Data records
= Beginning of Section =
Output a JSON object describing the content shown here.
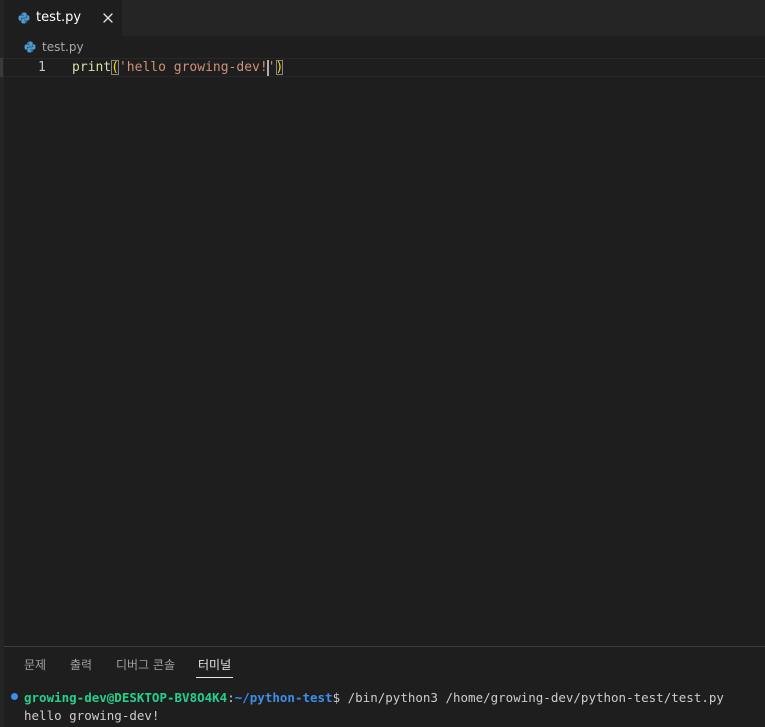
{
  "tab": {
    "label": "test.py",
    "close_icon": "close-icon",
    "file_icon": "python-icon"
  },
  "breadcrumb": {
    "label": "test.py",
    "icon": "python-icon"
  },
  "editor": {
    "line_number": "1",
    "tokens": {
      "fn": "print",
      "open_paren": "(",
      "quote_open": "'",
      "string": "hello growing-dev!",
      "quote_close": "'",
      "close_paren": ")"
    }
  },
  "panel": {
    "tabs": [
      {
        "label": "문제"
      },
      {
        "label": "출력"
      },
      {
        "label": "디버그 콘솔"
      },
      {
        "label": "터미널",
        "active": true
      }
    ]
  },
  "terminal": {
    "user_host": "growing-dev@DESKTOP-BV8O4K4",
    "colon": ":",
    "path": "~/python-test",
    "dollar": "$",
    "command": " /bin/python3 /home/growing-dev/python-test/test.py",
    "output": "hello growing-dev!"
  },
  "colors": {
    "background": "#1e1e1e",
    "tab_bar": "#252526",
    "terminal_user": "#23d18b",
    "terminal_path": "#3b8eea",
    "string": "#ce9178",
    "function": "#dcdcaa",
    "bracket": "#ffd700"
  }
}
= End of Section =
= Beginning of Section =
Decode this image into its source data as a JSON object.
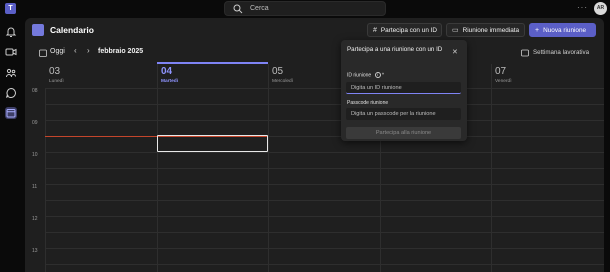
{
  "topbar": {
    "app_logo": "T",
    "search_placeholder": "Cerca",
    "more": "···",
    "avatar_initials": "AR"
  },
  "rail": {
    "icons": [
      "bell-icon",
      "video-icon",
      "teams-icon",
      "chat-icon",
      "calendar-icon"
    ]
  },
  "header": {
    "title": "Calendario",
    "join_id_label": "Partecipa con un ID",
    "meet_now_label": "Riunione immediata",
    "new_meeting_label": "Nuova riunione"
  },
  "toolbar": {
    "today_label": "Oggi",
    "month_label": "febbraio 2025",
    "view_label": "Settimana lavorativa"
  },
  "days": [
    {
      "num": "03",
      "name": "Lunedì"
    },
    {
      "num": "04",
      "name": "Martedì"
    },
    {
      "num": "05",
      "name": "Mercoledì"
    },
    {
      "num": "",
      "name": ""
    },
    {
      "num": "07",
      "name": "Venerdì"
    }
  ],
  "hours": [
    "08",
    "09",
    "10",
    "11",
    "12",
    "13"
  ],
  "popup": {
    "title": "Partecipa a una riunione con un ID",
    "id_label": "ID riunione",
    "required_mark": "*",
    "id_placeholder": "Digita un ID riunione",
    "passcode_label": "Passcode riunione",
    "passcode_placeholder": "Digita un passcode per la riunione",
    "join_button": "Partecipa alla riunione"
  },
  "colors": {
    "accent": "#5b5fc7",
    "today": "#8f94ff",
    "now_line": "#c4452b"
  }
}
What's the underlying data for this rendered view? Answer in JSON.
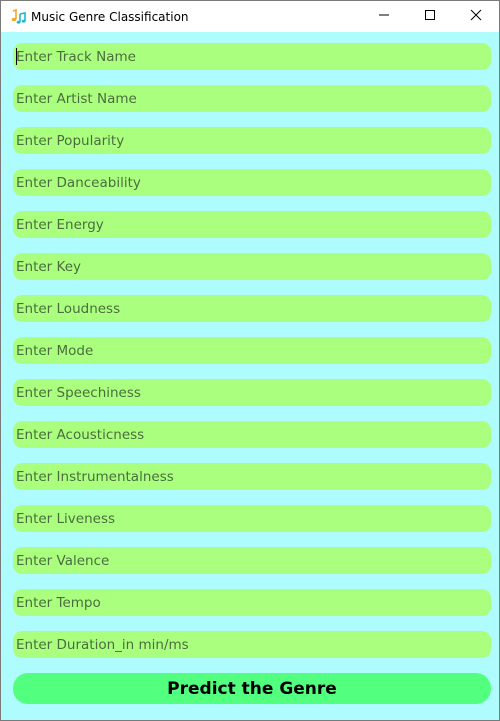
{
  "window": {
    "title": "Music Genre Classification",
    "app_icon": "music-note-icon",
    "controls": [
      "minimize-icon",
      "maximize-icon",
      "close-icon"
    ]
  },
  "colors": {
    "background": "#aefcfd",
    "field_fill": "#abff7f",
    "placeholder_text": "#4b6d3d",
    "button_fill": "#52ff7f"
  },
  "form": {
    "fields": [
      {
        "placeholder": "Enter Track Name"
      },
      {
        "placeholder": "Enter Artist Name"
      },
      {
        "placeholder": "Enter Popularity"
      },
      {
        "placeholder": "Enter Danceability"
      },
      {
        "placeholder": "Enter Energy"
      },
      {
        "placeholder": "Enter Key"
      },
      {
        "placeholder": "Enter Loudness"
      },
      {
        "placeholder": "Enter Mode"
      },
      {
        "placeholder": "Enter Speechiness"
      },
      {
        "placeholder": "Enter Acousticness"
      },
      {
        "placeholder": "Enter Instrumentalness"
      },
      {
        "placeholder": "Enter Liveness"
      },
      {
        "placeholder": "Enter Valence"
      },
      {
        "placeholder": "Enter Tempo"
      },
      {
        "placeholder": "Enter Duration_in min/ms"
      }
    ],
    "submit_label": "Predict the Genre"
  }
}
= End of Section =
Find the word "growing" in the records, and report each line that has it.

* ANSWER FOR THE TASK *
      "string": "hello growing-dev!",
    "user_host": "growing-dev@DESKTOP-BV8O4K4",
    "command": " /bin/python3 /home/growing-dev/python-test/test.py",
    "output": "hello growing-dev!"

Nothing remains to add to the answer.